“The narrator [God’s stenographer] is one of the most important forces in the film and, and you hope one of the most invisible. That person has to be really good, and so confident that they’ve earned your trust early on and so they’re just guiding you through. They’re the ones that allow you to put on your blinders and they’re going to make sure that you don’t trip and fall.”

Your narrator can be no one or a celebrity, but their talent should be such that after a sentence or two, you don’t think about who they are anymore.

“It’s gotta be perfect. They have to be perfect. They have to inhabit the words and they also have to say it in a way in which they find the right voice so they’re not advertising it.”

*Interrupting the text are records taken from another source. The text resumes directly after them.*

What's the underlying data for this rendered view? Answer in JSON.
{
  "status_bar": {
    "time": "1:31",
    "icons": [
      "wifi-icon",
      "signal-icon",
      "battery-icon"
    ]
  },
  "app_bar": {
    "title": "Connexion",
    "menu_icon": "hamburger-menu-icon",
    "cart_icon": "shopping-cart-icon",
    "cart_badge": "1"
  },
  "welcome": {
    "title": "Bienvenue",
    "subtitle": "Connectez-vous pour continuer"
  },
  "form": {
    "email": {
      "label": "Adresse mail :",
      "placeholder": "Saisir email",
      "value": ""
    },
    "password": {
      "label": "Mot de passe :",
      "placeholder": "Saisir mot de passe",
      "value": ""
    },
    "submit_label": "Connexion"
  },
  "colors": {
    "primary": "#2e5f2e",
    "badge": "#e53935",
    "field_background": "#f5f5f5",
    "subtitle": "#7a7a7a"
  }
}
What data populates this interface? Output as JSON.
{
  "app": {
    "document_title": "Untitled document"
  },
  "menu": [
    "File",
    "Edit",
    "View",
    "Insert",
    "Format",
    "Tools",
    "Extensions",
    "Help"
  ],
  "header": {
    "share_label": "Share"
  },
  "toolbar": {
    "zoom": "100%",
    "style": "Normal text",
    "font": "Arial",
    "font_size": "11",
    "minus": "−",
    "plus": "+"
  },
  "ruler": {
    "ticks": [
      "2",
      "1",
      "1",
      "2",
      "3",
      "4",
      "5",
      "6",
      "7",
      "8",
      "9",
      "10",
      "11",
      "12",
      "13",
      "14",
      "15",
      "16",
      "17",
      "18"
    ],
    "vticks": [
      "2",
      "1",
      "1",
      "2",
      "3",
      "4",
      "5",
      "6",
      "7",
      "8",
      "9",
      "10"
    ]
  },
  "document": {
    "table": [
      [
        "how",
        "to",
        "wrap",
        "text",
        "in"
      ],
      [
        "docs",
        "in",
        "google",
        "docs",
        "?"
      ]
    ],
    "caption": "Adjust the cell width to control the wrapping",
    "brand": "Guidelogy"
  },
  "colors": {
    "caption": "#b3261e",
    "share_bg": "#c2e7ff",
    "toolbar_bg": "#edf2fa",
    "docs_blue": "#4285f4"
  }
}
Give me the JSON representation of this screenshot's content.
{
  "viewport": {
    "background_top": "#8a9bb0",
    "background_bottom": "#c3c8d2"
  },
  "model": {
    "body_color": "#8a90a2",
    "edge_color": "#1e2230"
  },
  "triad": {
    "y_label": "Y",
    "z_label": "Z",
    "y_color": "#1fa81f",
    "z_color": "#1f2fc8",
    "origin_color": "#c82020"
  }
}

Mr. Burns states, in many different ways, that your ultimate goal should not be about your fiscal ROI. Save your advertising — evangelizing, as he says it — for the end, for when after the project is done. Focus on the details first, every little detail you can put in that transforms a recording of a story into a great film.

“You want to use everything at your disposal to ask people to let go of the compelling narrative that is their life and to submit to the narrative we think will add to their life. And among the many tools in the toolbox to do that is to have sounds so realistic that it can be startling.”

Don’t have the right sound? Can’t afford to buy it? Go out and make it. Just make sure that regardless of what is going on in your scene, you keep the balance between sight and sound.

“And if you in some way set up oppositions where you’re kind of forcing the viewer to choose listening over watching or choose watching over listening, you’ve failed.”

As long as that balance is maintained, you can say everything you need to say, without limitations.

“The great gift of cinema is its ability to cross geographical, to cross linguistic, and to, more importantly, cross political boundaries.”

A great story will resonate with anyone who hears it. Even if they think they know the story, even if it is diametrically opposed to their political viewpoint, it should be told in such a way that the viewer is changed by the experience. Retaining objectivity is not necessary, nor essential to the filmmaking process, Mr.Burns explains.

“You can’t not be influenced by who you are, you bring that to the moment, the baggage you carry, the pain, the broken places in you, and you carry the experience of how others have negotiated those pains and broken places.”

I wept at this. If this is true for you as well, how much do you bring with you, and how much do you leave behind in your film?

What are you, as a filmmaker, ultimately responsible for?

“I believe it is the artist’s responsibility to lead people into Hell, but I also believe it’s important to lead the way out.”

And that, my friends, is the beginning of what you need to know about making a documentary film. But don’t take my word for it — take the class, and let Ken Burns change and inspire you, as he has changed and inspired me.


Ken Burns’ MasterClass on Documentary Filmmaking is comprised of 26 lessons that span over 6.5 hours. The perks and extras that come with the class include being able to download the transcript to “read along” with the class, and workbooks you can download.

Ken Burns is a veteran director with over 35 years of experience in creating documentaries. His credits include Huey Long, The Civil War, The West, Jazz, Unforgivable Blackness: The Rise and Fall of Jack Johnson, The War, The Roosevelts: An Intimate History, Jackie Robinson, and The Vietnam War.